Brooks said she started her store Serephine three years ago to sell vintage-inspired bridal sashes and hair pieces. She said she remembers buying a headpiece for her own wedding from a vendor in Australia but was disappointed she could see dried hot glue on it.

After making her cousin a headpiece and a few more, she decided to launch her site full time.

“I try to make things that will stand the test of time and that I would wear for my own wedding,” Brooks said.

The Nordstrom-Etsy deal is part of a national trend, says Paco Underhill, author of “What Women Want: The Global Marketplace Turns Female Friendly.”

He said there’s a “sea of sameness” in the items national chains stock. He said with Etsy, consumers are finding unique products.

The receiver of any gift from the site will look at their gift and connect with it more simply because they know someone made that item by hand, Underhill said.
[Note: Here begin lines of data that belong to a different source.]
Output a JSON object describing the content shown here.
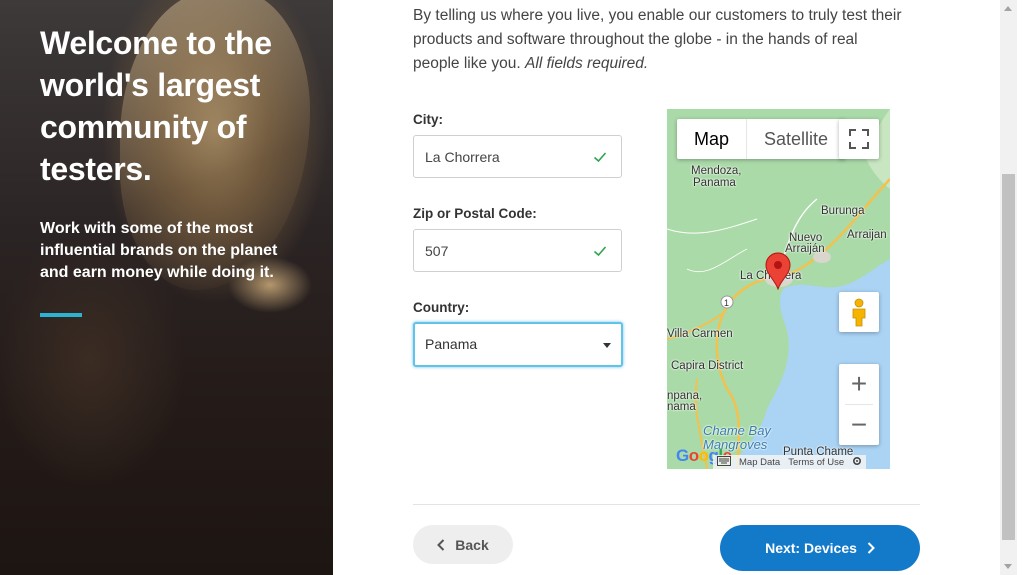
{
  "hero": {
    "title": "Welcome to the world's largest community of testers.",
    "subtitle": "Work with some of the most influential brands on the planet and earn money while doing it.",
    "accent_color": "#2ab3d3"
  },
  "intro": {
    "text": "By telling us where you live, you enable our customers to truly test their products and software throughout the globe - in the hands of real people like you.",
    "note": "All fields required."
  },
  "form": {
    "city": {
      "label": "City:",
      "value": "La Chorrera",
      "valid": true
    },
    "zip": {
      "label": "Zip or Postal Code:",
      "value": "507",
      "valid": true
    },
    "country": {
      "label": "Country:",
      "value": "Panama"
    }
  },
  "map": {
    "tabs": [
      "Map",
      "Satellite"
    ],
    "active_tab": "Map",
    "labels": {
      "mendoza": "Mendoza,",
      "panama1": "Panama",
      "burunga": "Burunga",
      "nuevo": "Nuevo",
      "arraijan1": "Arraiján",
      "arraijan2": "Arraijan",
      "lachorrera": "La Chorrera",
      "route": "1",
      "villacarmen": "Villa Carmen",
      "capira": "Capira District",
      "panama2a": "npana,",
      "panama2b": "nama",
      "chame1": "Chame Bay",
      "chame2": "Mangroves",
      "puntachame": "Punta Chame"
    },
    "google": "Google",
    "footer": [
      "Map Data",
      "Terms of Use"
    ],
    "zoom_in": "+",
    "zoom_out": "−"
  },
  "nav": {
    "back": "Back",
    "next": "Next: Devices",
    "next_color": "#1379c9"
  }
}
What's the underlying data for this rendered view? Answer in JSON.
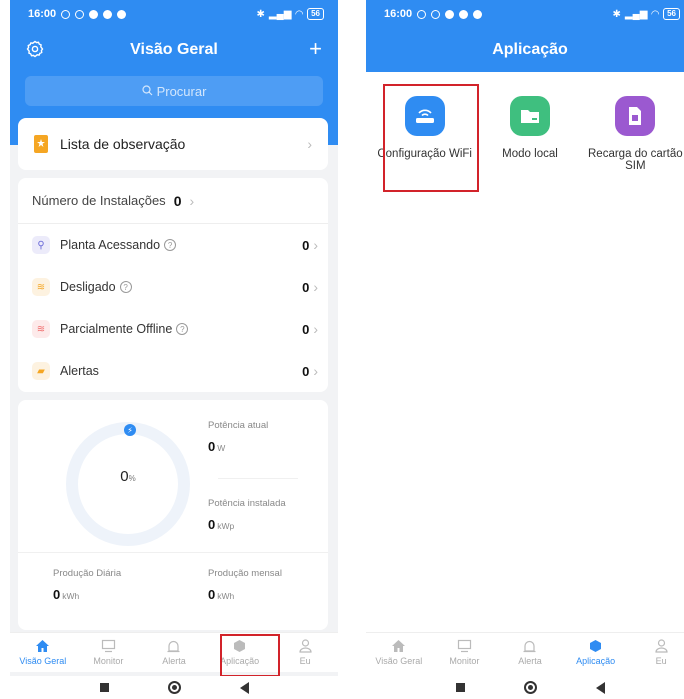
{
  "status": {
    "time": "16:00",
    "battery": "56"
  },
  "left": {
    "title": "Visão Geral",
    "add_symbol": "+",
    "search_placeholder": "Procurar",
    "watchlist_label": "Lista de observação",
    "installations_label": "Número de Instalações",
    "installations_count": "0",
    "status_rows": [
      {
        "label": "Planta Acessando",
        "value": "0",
        "icon": "plug-icon",
        "color": "#6a6ad8"
      },
      {
        "label": "Desligado",
        "value": "0",
        "icon": "wifi-off-icon",
        "color": "#f5a623"
      },
      {
        "label": "Parcialmente Offline",
        "value": "0",
        "icon": "wifi-partial-icon",
        "color": "#f06a6a"
      },
      {
        "label": "Alertas",
        "value": "0",
        "icon": "alert-icon",
        "color": "#f5a623"
      }
    ],
    "gauge_value": "0",
    "gauge_unit": "%",
    "current_power_label": "Potência atual",
    "current_power_value": "0",
    "current_power_unit": "W",
    "installed_power_label": "Potência instalada",
    "installed_power_value": "0",
    "installed_power_unit": "kWp",
    "daily_label": "Produção Diária",
    "daily_value": "0",
    "daily_unit": "kWh",
    "monthly_label": "Produção mensal",
    "monthly_value": "0",
    "monthly_unit": "kWh"
  },
  "tabs": [
    {
      "label": "Visão Geral",
      "icon": "home-icon"
    },
    {
      "label": "Monitor",
      "icon": "monitor-icon"
    },
    {
      "label": "Alerta",
      "icon": "alarm-icon"
    },
    {
      "label": "Aplicação",
      "icon": "app-cube-icon"
    },
    {
      "label": "Eu",
      "icon": "user-icon"
    }
  ],
  "right": {
    "title": "Aplicação",
    "apps": [
      {
        "label": "Configuração WiFi",
        "icon": "router-wifi-icon",
        "color": "#2f8cf2"
      },
      {
        "label": "Modo local",
        "icon": "folder-icon",
        "color": "#3fbf7f"
      },
      {
        "label": "Recarga do cartão SIM",
        "icon": "sim-card-icon",
        "color": "#9b59d0"
      }
    ]
  },
  "colors": {
    "primary": "#2f8cf2",
    "highlight": "#d2232a"
  }
}
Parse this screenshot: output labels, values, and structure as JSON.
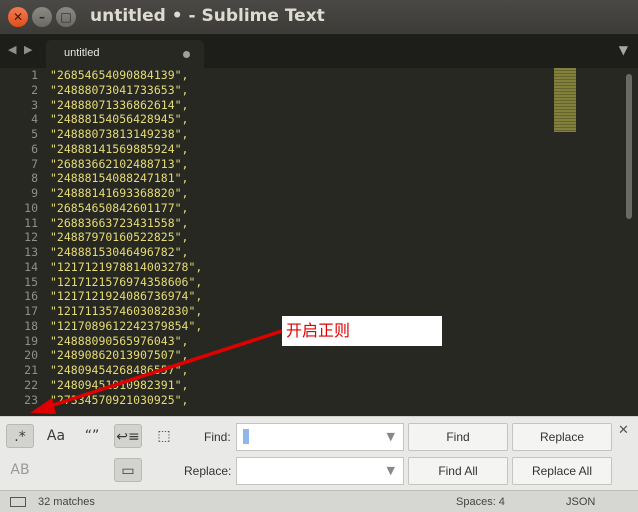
{
  "window": {
    "title": "untitled • - Sublime Text",
    "close_glyph": "✕",
    "minimize_glyph": "–",
    "maximize_glyph": "□"
  },
  "tabs": {
    "nav_glyph": "◀ ▶",
    "active_label": "untitled",
    "dropdown_glyph": "▼"
  },
  "editor": {
    "lines": [
      {
        "n": "1",
        "text": "\"26854654090884139\","
      },
      {
        "n": "2",
        "text": "\"24888073041733653\","
      },
      {
        "n": "3",
        "text": "\"24888071336862614\","
      },
      {
        "n": "4",
        "text": "\"24888154056428945\","
      },
      {
        "n": "5",
        "text": "\"24888073813149238\","
      },
      {
        "n": "6",
        "text": "\"24888141569885924\","
      },
      {
        "n": "7",
        "text": "\"26883662102488713\","
      },
      {
        "n": "8",
        "text": "\"24888154088247181\","
      },
      {
        "n": "9",
        "text": "\"24888141693368820\","
      },
      {
        "n": "10",
        "text": "\"26854650842601177\","
      },
      {
        "n": "11",
        "text": "\"26883663723431558\","
      },
      {
        "n": "12",
        "text": "\"24887970160522825\","
      },
      {
        "n": "13",
        "text": "\"24888153046496782\","
      },
      {
        "n": "14",
        "text": "\"1217121978814003278\","
      },
      {
        "n": "15",
        "text": "\"1217121576974358606\","
      },
      {
        "n": "16",
        "text": "\"1217121924086736974\","
      },
      {
        "n": "17",
        "text": "\"1217113574603082830\","
      },
      {
        "n": "18",
        "text": "\"1217089612242379854\","
      },
      {
        "n": "19",
        "text": "\"24888090565976043\","
      },
      {
        "n": "20",
        "text": "\"24890862013907507\","
      },
      {
        "n": "21",
        "text": "\"24809454268486557\","
      },
      {
        "n": "22",
        "text": "\"24809451910982391\","
      },
      {
        "n": "23",
        "text": "\"27334570921030925\","
      }
    ]
  },
  "annotation": {
    "text": "开启正则",
    "color": "#e00000"
  },
  "find_panel": {
    "opt_regex": ".*",
    "opt_case": "Aa",
    "opt_word": "“”",
    "opt_wrap": "↩≡",
    "opt_selection": "⬚",
    "opt_preserve_case": "AB",
    "opt_highlight": "▭",
    "find_label": "Find:",
    "replace_label": "Replace:",
    "find_value": "",
    "replace_value": "",
    "dropdown_glyph": "▼",
    "find_button": "Find",
    "replace_button": "Replace",
    "find_all_button": "Find All",
    "replace_all_button": "Replace All",
    "close_glyph": "✕"
  },
  "status_bar": {
    "matches": "32 matches",
    "spaces": "Spaces: 4",
    "syntax": "JSON"
  },
  "colors": {
    "editor_bg": "#272822",
    "string": "#e6db74",
    "line_number": "#8f908a",
    "arrow": "#e00000"
  }
}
For artists like Miyashiro and Brooks, the online platform propels them beyond a crafts fair and helps them navigate the e-commerce-sales channel. Seattle artists have more than 100,000 items up for grabs, according to a geographic location search on the site.

Etsy charges sellers 20 cents to list an item for up to for four months and collects a 3.5 percent transaction fee on each sale.
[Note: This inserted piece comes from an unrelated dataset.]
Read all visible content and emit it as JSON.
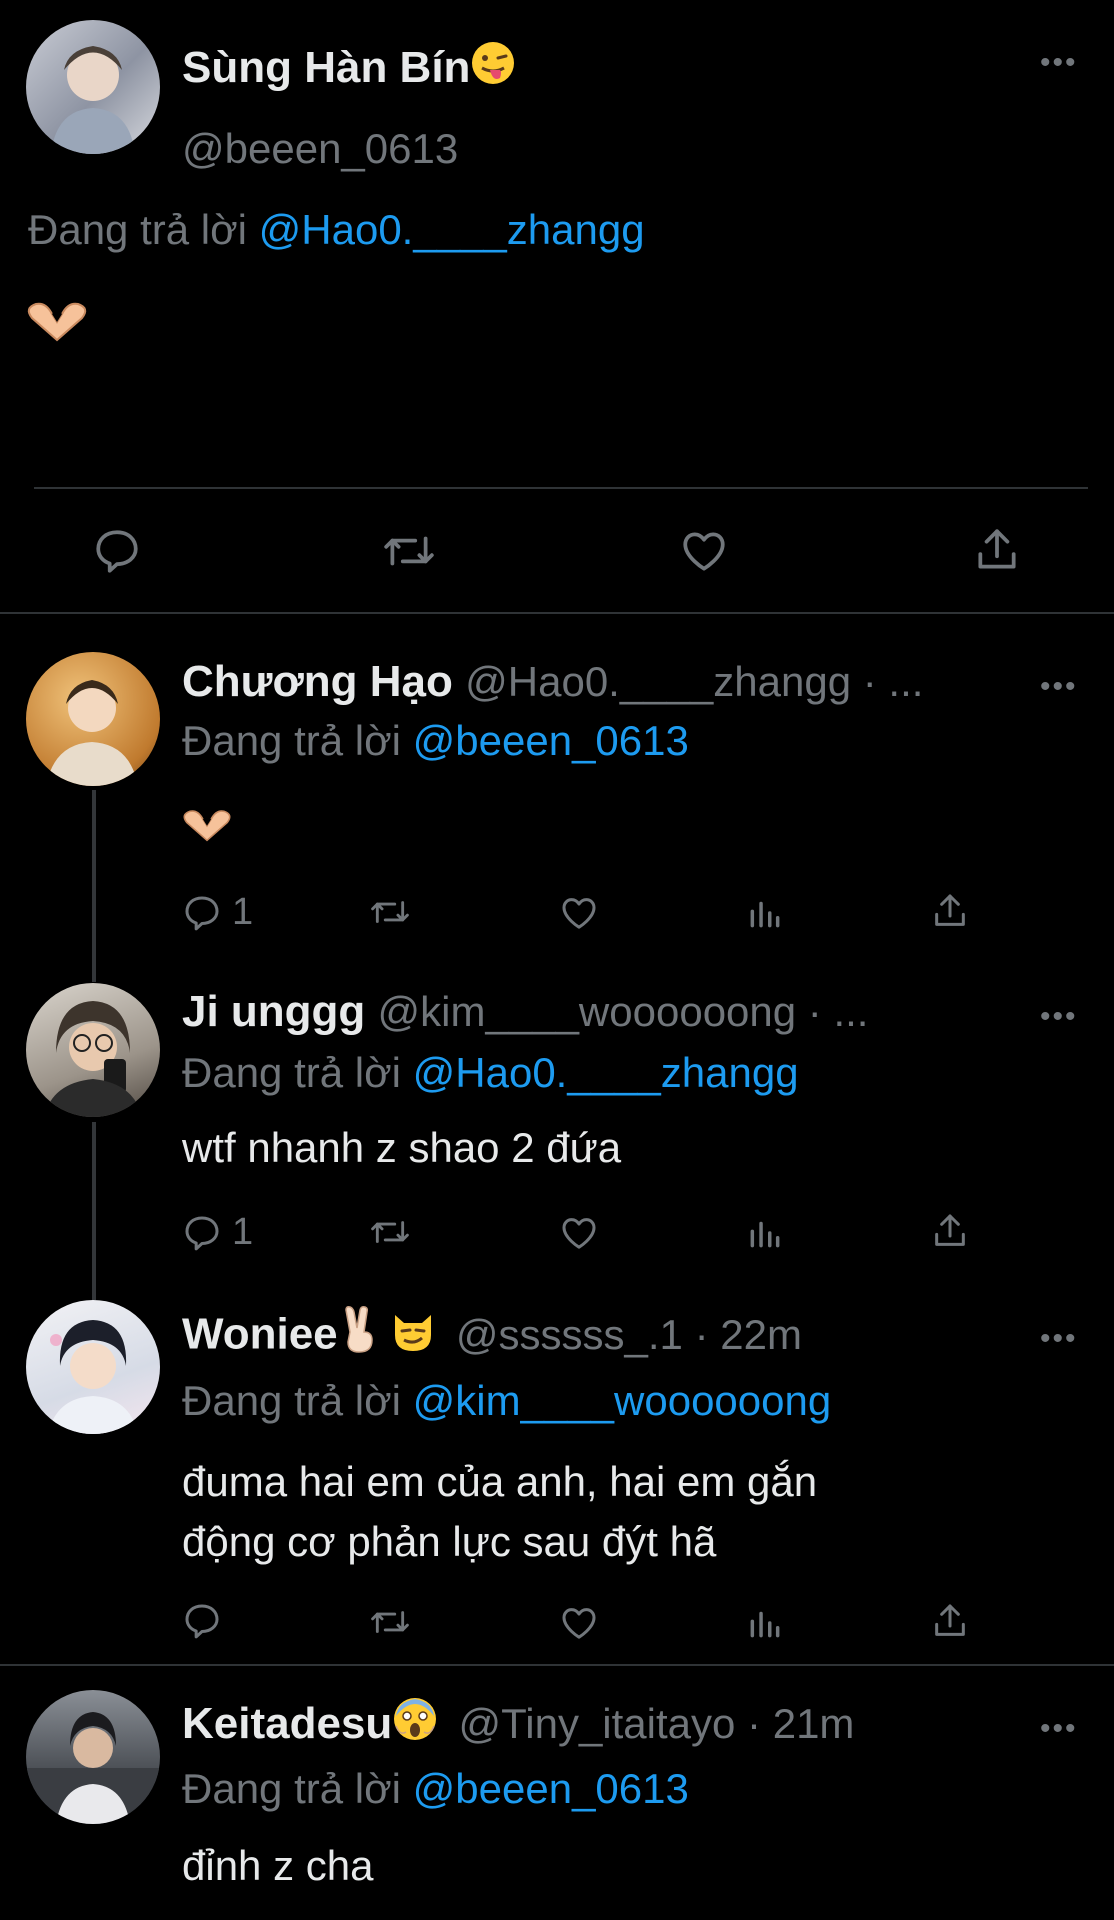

Dayna Isom, a public-relations specialist for Etsy, said in an email the decline in availability of full-time jobs means the economy is moving in the direction of independent and nontraditional work. She said 77 percent of Etsy shop owners are women.

“The barriers to turn an idea into a product, and market it to a global audience, have decreased dramatically,” Isom said.

With lower barriers comes a new set of challenges.

Miyashiro is one of the founding members and current organizer of Etsy Rain, a community of more than 1,400 artists in the Puget Sound region who own independent shops on Etsy.

The group started with just 11 people in 2007 but slowly developed into “this great excuse to get out of their studios and meet,” said Miyashiro.

Its goal is to bring Etsy sellers together and to support people looking to start their own shop.

“You have to know what your personal brand is,” she said. “The more authentic that brand is, the more likely you are going to find people who will resonate with that message. It’s not an easy thing to do.”

Marissa Evans: 206-464-3701 or